1. Use Halloween costumes to keep the baby warm.
Those bunny and bear suits are frequently toastier than sweaters and jackets… and cute as the dickens, too.
2. Whip up perfectly smooth hot cocoa — there’s a trick to it!
Using powered hot cocoa mix? Dump it in the cup, then add just a little hot water. Stir, stir, stir. Then add a little more hot water. Repeat until full and smooth and creamy and clump-free. Mmmmmm.
3. Paint those rain boots.
Now you can dazzle on the next rainy day!
4. …And line them, too.
Fleecy DIY liners will keep their little feet warm and avoid that dreaded winter conundrum: cold-yet-dry in rain boots, or warm-yet-wet (and therefore cold) in Uggs?
5. Prevent Norovirus with grape juice.
Rumor has it that drinking grape juice keeps the dreaded stomach bug at bay!
But if that doesn’t work, keep a potty by the bed.
It works really well as a vomit receptacle.
6. Acknowledge that getting ready to go outside is enough of an ordeal to count as its own activity.
Nothing to do? No activities or playdates planned? Suggest a simple walk around the block. By the time you get your kids’ snowsuit on…
And his scarf…
…you’ll have spent an hour right there. Your stroll will take another hour as the child inspects every heap of ice or puddle of slush…
Back at home, de-bundling him will take yet another hour. Then presto-chango, it’s time for dinner! Your “walk around the block” just consumed an entire afternoon!
7. It’s a good time to educate your kids about cute, cuddly Arctic animals.
Even if you don’t normally believe in screen time, it’ll help trick your kids into thinking that winter is fun. Try downloading the Winter Animals app in iTunes.
8. Make every night a slumber party.

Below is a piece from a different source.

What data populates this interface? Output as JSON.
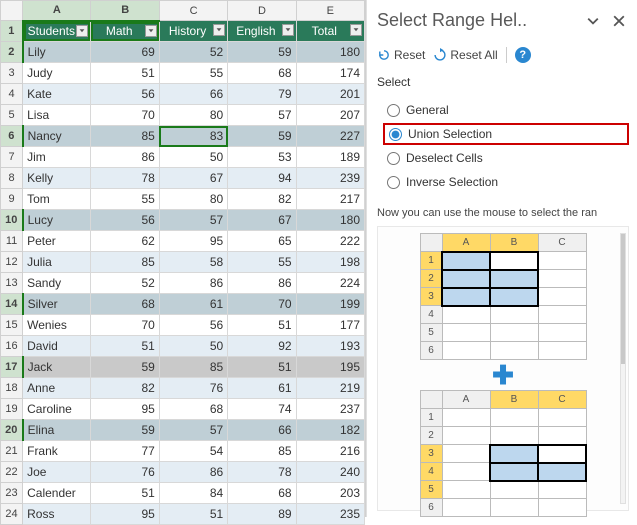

A cute sleeping bag is fun, cozy, and will insure your child doesn’t kick off the covers.
9. Layer up, and avoid using cotton as the bottom layer.
It really works to keep kiddies warm!
Just avoid using 100% cotton as the bottom layer… it gets wet with perspiration, then makes your kid cold.
10. Use kid-safe chapstick.
All the best moms carry baby-safe moisturizer for those wintry chafed faces…
But in case you forgot, try some silicone-based diaper cream on those poor little red, roughened nostrils instead.
11. Cure a croupy cough with some steam.
If you hear the tell-tale seal-barking sounds of croup, bring your child into the bathroom, close the door, and turn on the hot shower. Sit beside the shower (not in it) and breathe in the steamy air. Then…
Making sure your little one is dry and well-bundled, stand in front of the fridge and open the freezer door, this time breathing in the cold air. (Other options include stepping outside if it’s chilly out, or turning on the AC and standing in front of it.)
12. Always carry a spare set of clothes.
When kids get wet, they can lose their body heat even more rapidly, so keep an outfit on hand so that you can change them into dry clothes at the drop of a (woolen) hat.
… Including extra mittens.
They’re the first things to get wet after a snowball fight!
13. … And buy extra hats, too.
Kids need hats. Kids lose hats.
15. Make friends with the family next door.
It doesn’t matter if you’ve never had a playdate with your neighbors before — you automatically have something in common: it’s yucky outside, and you all need something to do. Invite them over, or knock on their door bearing cookies. They’ll be thrilled to see you!
16. Keep your child’s bike wheels from getting muddy.
… By making mud guards: one for the front (using an old detergent container)…
17. Give your child’s snowball a fighting chance.
Arm your children with ice cream scoopers for making perfectly shaped snowballs. All’s fair in snowball fights, right?
18. Make an indoor slide.
Another rainy day, another fort made out of sheets? Yawn. Try a slide made out of cardboard boxes, instead!
19. Keep everyone’s wrists warm with socks.
Protect that cold area between your kid’s mitten and his sleeve by cutting the toes out of a pair of socks and using them as wrist-warmers.
20. Keep everyone’s butts warm with socks.
Sitting on a cold toilet seat in winter is one of the worst things, ever.
21. Subject socks to a final indignity.
Degrade a pair of socks even further by slipping them over your kids wrists for another purpose: snot receptacle.
22. Read “The Snowy Day”… again
The book by Ezra Jack Keats will help you remember that a snowy day, seen through the eyes of a little boy named Peter, can be pure magic.
Read more: http://buzzfeed.com/luisacolon/22-ways-to-keep-your-kids-happy-when-its-cold-and-icky-outsi